    Joseph is obese and knows that his weight plus a family history of diabetes increases his risk of getting diabetes himself. He wants to avoid the health issues that his father has suffered. He begins walking every day for exercise and starts to lose some weight. He also wants to improve his diet in order to lose more weight, lower his risk of diabetes, and improve his general health, but he is overwhelmed with all the different dietary advice he reads online and hears from his friends and family.

    Joseph’s father tells him to limit refined carbohydrates, such as white bread and rice because that is what he does to help keep his blood sugar at an acceptable level. But Joseph’s friend tells him that eating a diet high in carbohydrates and low in fat is a good way to lose weight.
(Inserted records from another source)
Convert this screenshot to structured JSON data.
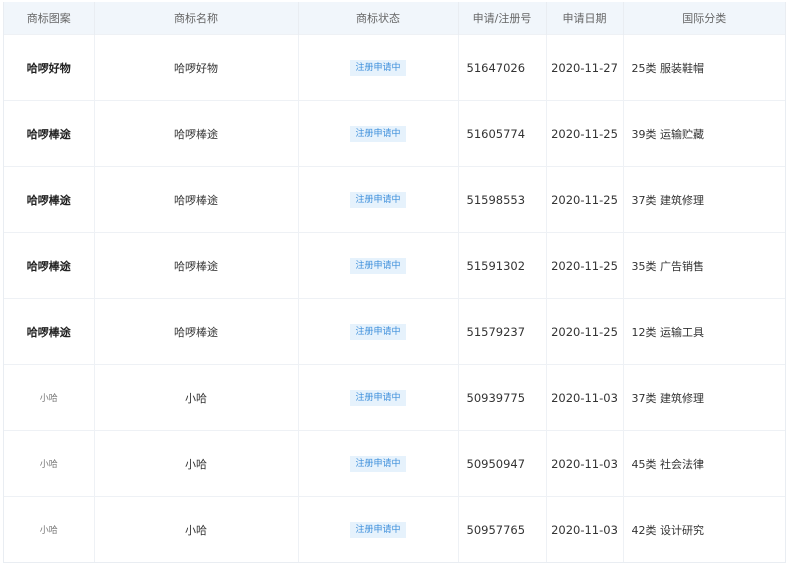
{
  "header": {
    "col_logo": "商标图案",
    "col_name": "商标名称",
    "col_status": "商标状态",
    "col_reg_no": "申请/注册号",
    "col_date": "申请日期",
    "col_class": "国际分类"
  },
  "colors": {
    "header_bg": "#f1f6fb",
    "badge_bg": "#e6f2fc",
    "badge_text": "#3d8fdb"
  },
  "rows": [
    {
      "logo_text": "哈啰好物",
      "name": "哈啰好物",
      "status": "注册申请中",
      "reg_no": "51647026",
      "date": "2020-11-27",
      "class": "25类 服装鞋帽"
    },
    {
      "logo_text": "哈啰棒途",
      "name": "哈啰棒途",
      "status": "注册申请中",
      "reg_no": "51605774",
      "date": "2020-11-25",
      "class": "39类 运输贮藏"
    },
    {
      "logo_text": "哈啰棒途",
      "name": "哈啰棒途",
      "status": "注册申请中",
      "reg_no": "51598553",
      "date": "2020-11-25",
      "class": "37类 建筑修理"
    },
    {
      "logo_text": "哈啰棒途",
      "name": "哈啰棒途",
      "status": "注册申请中",
      "reg_no": "51591302",
      "date": "2020-11-25",
      "class": "35类 广告销售"
    },
    {
      "logo_text": "哈啰棒途",
      "name": "哈啰棒途",
      "status": "注册申请中",
      "reg_no": "51579237",
      "date": "2020-11-25",
      "class": "12类 运输工具"
    },
    {
      "logo_text": "小哈",
      "name": "小哈",
      "status": "注册申请中",
      "reg_no": "50939775",
      "date": "2020-11-03",
      "class": "37类 建筑修理"
    },
    {
      "logo_text": "小哈",
      "name": "小哈",
      "status": "注册申请中",
      "reg_no": "50950947",
      "date": "2020-11-03",
      "class": "45类 社会法律"
    },
    {
      "logo_text": "小哈",
      "name": "小哈",
      "status": "注册申请中",
      "reg_no": "50957765",
      "date": "2020-11-03",
      "class": "42类 设计研究"
    }
  ]
}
Joseph reads online that “eating clean” by eating whole, unprocessed foods and avoiding food with “chemicals” can help with weight loss. One piece of advice that everyone seems to agree on is that drinking enough water is good for overall health.

    All of this dietary advice may sound confusing, but you can better understand health conditions such as diabetes and the role of diet and nutrition by understanding chemistry. Chemistry is so much more than reactions in test tubes in a lab — it is the atoms, molecules, and reactions that make us who we are and keep us alive and functioning properly. Our diets are one of the main ways our bodies take in raw materials that are needed for the important chemical reactions that take place inside of us.

    Chapter Overview: Chemistry of Life

    As you read this chapter, you will learn more about how chemistry relates to our lives, health, and the foods we eat. Specifically, you will learn:

    • The nature of chemical substances, including elements and compounds and their component atoms and molecules.
    • The types and mechanism of formation of chemical bonds.
    • The structures and functions of biochemical compounds including carbohydrates, lipids, proteins, and nucleic acids such as DNA and RNA.
    • What chemical reactions are, how energy is involved in chemical reactions, how enzymes assist in chemical reactions, and what some types of biochemical reactions in living organisms are.
    • Properties of water and the importance of water for most biochemical processes.
    • What pH is and why maintaining a proper pH in the body is important for biochemical reactions.

    As you read the chapter, think about the following questions regarding Joseph’s situation and how diabetes and diet relate to the chemistry of life.

    1. Why do you think Joseph’s father having diabetes increases his risk of getting diabetes?
    2. What is the difference between refined (simple) carbohydrates and complex carbohydrates? Why are refined carbohydrates particularly problematic for people with diabetes?
    3. Insulin is a peptide hormone. In which class of biochemical compounds would you categorize insulin?
    4. Why is drinking enough water important for overall health? Can you drink too much water?
    5. Sometimes “eating clean” is described as avoiding “chemicals” in food. Think about the definition of “chemicals” and how it relates to what we eat.